But why did we even expect more from him? He had done all that the Phillies asked for and more for an entire season, the culmination of which was the fulfilled dream of young boys who love baseball, a ring and a championship. There had to be a letdown somewhere. No one pitcher could maintain that luck, perfect fielding, and the ability to stymie all comers. Even the great Mariano Rivera hasn't had a perfect save season, yet Phillies fans felt letdown. Phillies fans felt abused by the man they believed was their messiah. There is no redemption in Philadelphia (unless your name is Michael Vick) because we have an ability to look at everything as "what have you done for us lately?" So Lidge, the hero of 2008, became the goat of 2009, and all as fallout for the one season of perfection. There are always tradeoffs and he was the recipient of one of the big ones in 2009.

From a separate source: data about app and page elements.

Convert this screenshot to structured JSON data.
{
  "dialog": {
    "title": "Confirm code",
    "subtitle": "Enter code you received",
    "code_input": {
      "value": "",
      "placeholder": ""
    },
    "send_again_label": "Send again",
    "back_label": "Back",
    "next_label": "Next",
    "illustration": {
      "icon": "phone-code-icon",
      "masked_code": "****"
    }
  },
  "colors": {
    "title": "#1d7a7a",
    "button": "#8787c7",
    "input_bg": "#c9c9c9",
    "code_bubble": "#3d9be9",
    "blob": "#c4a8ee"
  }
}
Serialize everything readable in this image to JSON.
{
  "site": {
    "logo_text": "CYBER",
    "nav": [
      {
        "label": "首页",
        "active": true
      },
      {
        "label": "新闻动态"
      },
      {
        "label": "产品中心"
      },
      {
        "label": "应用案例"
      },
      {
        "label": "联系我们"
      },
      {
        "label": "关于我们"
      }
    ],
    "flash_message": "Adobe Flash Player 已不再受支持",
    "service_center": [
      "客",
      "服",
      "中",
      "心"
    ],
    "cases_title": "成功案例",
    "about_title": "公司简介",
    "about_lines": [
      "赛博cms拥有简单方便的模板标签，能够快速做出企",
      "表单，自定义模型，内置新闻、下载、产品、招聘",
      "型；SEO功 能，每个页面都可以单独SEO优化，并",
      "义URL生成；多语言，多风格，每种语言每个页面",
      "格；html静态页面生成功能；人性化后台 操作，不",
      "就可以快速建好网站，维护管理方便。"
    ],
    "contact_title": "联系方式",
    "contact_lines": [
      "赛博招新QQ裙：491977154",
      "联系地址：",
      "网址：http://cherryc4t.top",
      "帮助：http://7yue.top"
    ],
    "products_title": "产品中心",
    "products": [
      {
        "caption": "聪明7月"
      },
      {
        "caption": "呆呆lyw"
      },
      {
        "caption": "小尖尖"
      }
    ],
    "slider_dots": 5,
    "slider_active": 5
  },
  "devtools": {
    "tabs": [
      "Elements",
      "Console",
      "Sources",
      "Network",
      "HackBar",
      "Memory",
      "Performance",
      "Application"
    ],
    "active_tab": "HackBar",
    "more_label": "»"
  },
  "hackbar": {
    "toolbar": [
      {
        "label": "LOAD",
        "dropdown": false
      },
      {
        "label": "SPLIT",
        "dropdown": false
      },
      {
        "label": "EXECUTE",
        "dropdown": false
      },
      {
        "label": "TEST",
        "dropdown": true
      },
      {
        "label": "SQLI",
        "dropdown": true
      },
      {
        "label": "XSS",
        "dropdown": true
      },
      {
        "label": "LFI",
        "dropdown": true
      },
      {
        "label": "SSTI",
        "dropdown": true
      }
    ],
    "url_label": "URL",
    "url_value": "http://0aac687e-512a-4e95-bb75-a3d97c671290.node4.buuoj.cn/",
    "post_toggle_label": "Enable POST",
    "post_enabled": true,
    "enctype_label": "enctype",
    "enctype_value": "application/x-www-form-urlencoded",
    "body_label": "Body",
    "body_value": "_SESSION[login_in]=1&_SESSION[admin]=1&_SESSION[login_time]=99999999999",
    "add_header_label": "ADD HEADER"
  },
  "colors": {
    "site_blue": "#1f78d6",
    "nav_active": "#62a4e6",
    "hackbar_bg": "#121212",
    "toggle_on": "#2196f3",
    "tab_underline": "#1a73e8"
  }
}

So that leaves us with a big question. What do the Phillies do about a closer in 2010? If they trust in Lidge has he finally gotten over the fact that he won't be perfect again but he could still be damn good? Or will the psychological issues keep him in their sway so he doesn't believe in himself anymore. The Phillies do not have on their roster another pitcher who can slide easily into that role for this upcoming season. Ryan Madson has proven he is the ultimate setup man ('09 World Series notwithstanding), but he has also proven that he cannot handle the closer role. It takes a mental toughness that he just does not command. It would behoove the Phillies to acquire another bonafide closer-in-the-making and use him and Lidge interchangeably until one distinguishes himself. One thing they just cannot do is rely solely on Lidge from the start because he will assume that they expect perfection and he will not deliver. Perhaps the best thing for Lidge will be that sense of competition because competition was what always brought out the best in him before. Maybe then he will see that he can still be a really good closer...
before it's too late and the Lidge project becomes a complete failure.
Posted on: January 1, 2010 10:16 pm
Andre Agassi makes many assumptions in his autobiography, Open, that are pretty good assumptions. The first is that people actually care to hear about his story, how his father drove him to compete at a high level in a sport that he actually hated, ironically precisely because his father pushed him so hard. We want to hear about this. Secondly Agassi assumes that because of his opus title, Open, he needs to unload all of his issues and problems on us, his fans, the public. He hits the bullseye on that one too because too often we've been shielded from seeing the true people behind the public facades, and I do believe they owe us that much. We spend so much money on these characters, on these images, that we should get something back from our idols. Of course it's funny that in this gaining of information we have to spend more money on a book to get it. The last assumption Andre Agassi makes is that he is no better than us, just because he has made so much money and has been able to do many charitable deeds with that money, that he found his life mate through the process, does not make him special. It just makes him human. He's one of us.